These are called subduction zones, and continued plate movements in those areas are responsible for the world’s largest earthquakes – the kinds that occasionally rattle Alaska, Japan, Chile and Indonesia.
At most subduction zones, after one tectonic plate slides beneath a neighboring plate, it continues on a diagonal downward dive and sinks deep into the Earth’s mantle.
Not in Mexico. There, the initial contact between the two tectonic plates – which collide off the country’s southern Pacific coast – starts off normally enough, with the subducted plate sinking diagonally downwards.
But then, just as it begins to jut underneath the Mexican mainland, the plate – which is made of dense, heavy rocks – reverses course. It bends upward, sliding itself horizontally beneath the plate Mexico sits on top of. This setup continues for about 125 miles or so.
Then, underneath Puebla state – just south of Mexico City – at a depth of about 30 miles below ground, the subducted plate abruptly changes direction once more. It dives almost vertically downward, plunging itself deep into the Earth’s mantle.
What is a ‘bending’ quake?
When the plate bends downward, some of the rocks in the plate break. Think of a sturdy piece of wood. Flexed lightly, it bends. But when the flexing becomes too strong, it will splinter violently.
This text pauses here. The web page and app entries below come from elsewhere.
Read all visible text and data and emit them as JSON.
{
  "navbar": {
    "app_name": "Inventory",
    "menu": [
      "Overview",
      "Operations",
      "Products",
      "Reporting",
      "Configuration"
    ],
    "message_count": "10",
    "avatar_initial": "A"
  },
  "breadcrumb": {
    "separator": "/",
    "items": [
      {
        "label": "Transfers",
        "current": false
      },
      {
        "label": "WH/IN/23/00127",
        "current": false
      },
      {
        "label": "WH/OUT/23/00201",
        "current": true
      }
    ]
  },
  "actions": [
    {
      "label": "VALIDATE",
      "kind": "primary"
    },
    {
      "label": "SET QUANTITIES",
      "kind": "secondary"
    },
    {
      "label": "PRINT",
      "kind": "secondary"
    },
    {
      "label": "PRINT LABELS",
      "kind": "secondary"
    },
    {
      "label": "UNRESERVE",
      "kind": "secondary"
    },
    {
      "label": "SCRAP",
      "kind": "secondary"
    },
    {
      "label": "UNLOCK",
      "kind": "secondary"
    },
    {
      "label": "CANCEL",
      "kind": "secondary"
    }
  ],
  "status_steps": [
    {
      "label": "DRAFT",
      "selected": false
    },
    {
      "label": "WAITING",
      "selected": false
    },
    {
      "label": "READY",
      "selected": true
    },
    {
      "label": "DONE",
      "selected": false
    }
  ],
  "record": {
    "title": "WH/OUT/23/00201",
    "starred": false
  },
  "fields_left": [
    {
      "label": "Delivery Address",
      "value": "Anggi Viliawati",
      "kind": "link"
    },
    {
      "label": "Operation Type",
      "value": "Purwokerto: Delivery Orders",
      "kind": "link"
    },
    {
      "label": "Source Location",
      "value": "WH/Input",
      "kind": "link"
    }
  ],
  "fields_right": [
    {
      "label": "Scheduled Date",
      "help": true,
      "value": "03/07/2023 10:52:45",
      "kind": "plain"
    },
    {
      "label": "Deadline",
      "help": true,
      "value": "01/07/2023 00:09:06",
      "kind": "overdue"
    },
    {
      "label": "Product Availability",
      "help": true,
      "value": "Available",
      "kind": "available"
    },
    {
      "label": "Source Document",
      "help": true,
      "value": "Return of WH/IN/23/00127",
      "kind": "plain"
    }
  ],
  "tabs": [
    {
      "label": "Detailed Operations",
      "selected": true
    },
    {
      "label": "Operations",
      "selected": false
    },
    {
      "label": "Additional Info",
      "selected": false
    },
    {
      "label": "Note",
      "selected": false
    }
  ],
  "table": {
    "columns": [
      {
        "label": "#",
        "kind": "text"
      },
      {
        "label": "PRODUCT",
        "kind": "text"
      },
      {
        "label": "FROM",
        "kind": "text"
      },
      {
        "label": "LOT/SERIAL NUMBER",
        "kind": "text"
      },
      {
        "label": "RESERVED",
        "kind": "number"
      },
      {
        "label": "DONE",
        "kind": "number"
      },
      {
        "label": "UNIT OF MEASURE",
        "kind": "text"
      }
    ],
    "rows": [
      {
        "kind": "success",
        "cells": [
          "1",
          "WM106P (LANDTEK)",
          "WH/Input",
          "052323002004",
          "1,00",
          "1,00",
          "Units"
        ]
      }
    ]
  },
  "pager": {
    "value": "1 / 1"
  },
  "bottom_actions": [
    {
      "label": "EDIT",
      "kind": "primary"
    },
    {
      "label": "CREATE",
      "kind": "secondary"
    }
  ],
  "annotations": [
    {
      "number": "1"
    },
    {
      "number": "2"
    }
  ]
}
This is what causes “bending” earthquakes like Mexico City’s. After the bent tectonic plate snaps, seismic waves emanate outwards from the breaking point, causing the Earth to tremble. The closer you are to the epicenter, the stronger the shaking.